## Work instructions
When the word "Carriers" appears in a line of the data below, list that line.

## Stored entries
━━━━━━━━
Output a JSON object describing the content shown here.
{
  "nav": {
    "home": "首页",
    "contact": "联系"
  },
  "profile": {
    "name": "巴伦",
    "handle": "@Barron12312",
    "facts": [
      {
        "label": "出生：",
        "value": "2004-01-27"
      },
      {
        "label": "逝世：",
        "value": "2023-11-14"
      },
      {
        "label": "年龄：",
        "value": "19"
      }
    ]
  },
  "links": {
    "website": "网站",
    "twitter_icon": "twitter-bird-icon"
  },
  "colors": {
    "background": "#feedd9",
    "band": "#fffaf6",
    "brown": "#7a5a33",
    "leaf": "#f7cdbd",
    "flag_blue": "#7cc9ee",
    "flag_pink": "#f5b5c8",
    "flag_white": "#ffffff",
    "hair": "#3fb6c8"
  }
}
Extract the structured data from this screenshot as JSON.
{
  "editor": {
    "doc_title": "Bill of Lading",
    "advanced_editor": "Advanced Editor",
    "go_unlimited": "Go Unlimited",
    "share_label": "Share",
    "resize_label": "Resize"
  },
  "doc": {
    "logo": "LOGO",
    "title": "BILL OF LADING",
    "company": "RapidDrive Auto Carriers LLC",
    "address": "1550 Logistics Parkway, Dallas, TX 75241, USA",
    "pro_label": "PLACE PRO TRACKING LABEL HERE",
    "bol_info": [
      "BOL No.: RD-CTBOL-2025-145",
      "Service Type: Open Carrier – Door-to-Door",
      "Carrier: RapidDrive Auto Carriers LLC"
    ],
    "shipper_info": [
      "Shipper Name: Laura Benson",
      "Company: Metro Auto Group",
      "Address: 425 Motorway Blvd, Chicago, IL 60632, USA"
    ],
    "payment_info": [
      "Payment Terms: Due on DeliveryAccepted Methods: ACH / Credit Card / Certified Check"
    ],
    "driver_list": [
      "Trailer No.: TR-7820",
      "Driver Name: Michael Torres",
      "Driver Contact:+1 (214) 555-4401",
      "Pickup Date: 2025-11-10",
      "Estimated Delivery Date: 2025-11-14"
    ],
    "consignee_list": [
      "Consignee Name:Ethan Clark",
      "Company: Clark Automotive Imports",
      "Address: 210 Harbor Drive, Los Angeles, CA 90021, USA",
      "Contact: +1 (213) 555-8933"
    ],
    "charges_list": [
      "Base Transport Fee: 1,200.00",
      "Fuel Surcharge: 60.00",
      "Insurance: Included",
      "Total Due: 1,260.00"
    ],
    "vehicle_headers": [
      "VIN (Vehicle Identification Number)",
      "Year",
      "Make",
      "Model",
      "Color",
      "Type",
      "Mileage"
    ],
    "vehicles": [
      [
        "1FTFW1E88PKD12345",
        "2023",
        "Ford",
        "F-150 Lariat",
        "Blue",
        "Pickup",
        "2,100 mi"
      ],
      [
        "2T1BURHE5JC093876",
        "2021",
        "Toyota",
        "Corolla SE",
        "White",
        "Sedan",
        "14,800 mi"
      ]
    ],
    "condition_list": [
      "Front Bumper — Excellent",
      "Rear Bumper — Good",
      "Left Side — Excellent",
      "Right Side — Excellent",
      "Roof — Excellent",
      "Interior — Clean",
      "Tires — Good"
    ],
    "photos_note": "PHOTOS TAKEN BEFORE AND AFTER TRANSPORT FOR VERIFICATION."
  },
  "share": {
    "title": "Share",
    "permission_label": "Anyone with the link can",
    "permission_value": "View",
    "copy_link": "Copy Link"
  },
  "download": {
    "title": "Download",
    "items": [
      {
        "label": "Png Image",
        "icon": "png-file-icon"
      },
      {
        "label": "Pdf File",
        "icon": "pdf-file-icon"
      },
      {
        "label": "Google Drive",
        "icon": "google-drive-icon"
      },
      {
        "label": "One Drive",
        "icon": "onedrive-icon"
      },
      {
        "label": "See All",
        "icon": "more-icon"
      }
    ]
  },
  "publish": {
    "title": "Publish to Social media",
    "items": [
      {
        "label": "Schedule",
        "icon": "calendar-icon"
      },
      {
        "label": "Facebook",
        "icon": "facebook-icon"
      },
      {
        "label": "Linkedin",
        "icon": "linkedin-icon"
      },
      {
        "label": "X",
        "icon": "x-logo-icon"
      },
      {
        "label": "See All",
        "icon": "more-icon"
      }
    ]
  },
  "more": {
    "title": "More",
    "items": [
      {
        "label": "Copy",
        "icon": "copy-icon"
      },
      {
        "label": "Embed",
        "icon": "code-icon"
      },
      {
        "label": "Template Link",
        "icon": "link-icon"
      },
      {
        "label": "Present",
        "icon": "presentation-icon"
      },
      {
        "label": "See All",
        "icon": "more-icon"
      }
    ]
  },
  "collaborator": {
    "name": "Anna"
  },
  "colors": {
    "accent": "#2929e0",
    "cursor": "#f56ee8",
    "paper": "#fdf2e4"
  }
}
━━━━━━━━
## Answer
    "company": "RapidDrive Auto Carriers LLC",
      "Carrier: RapidDrive Auto Carriers LLC"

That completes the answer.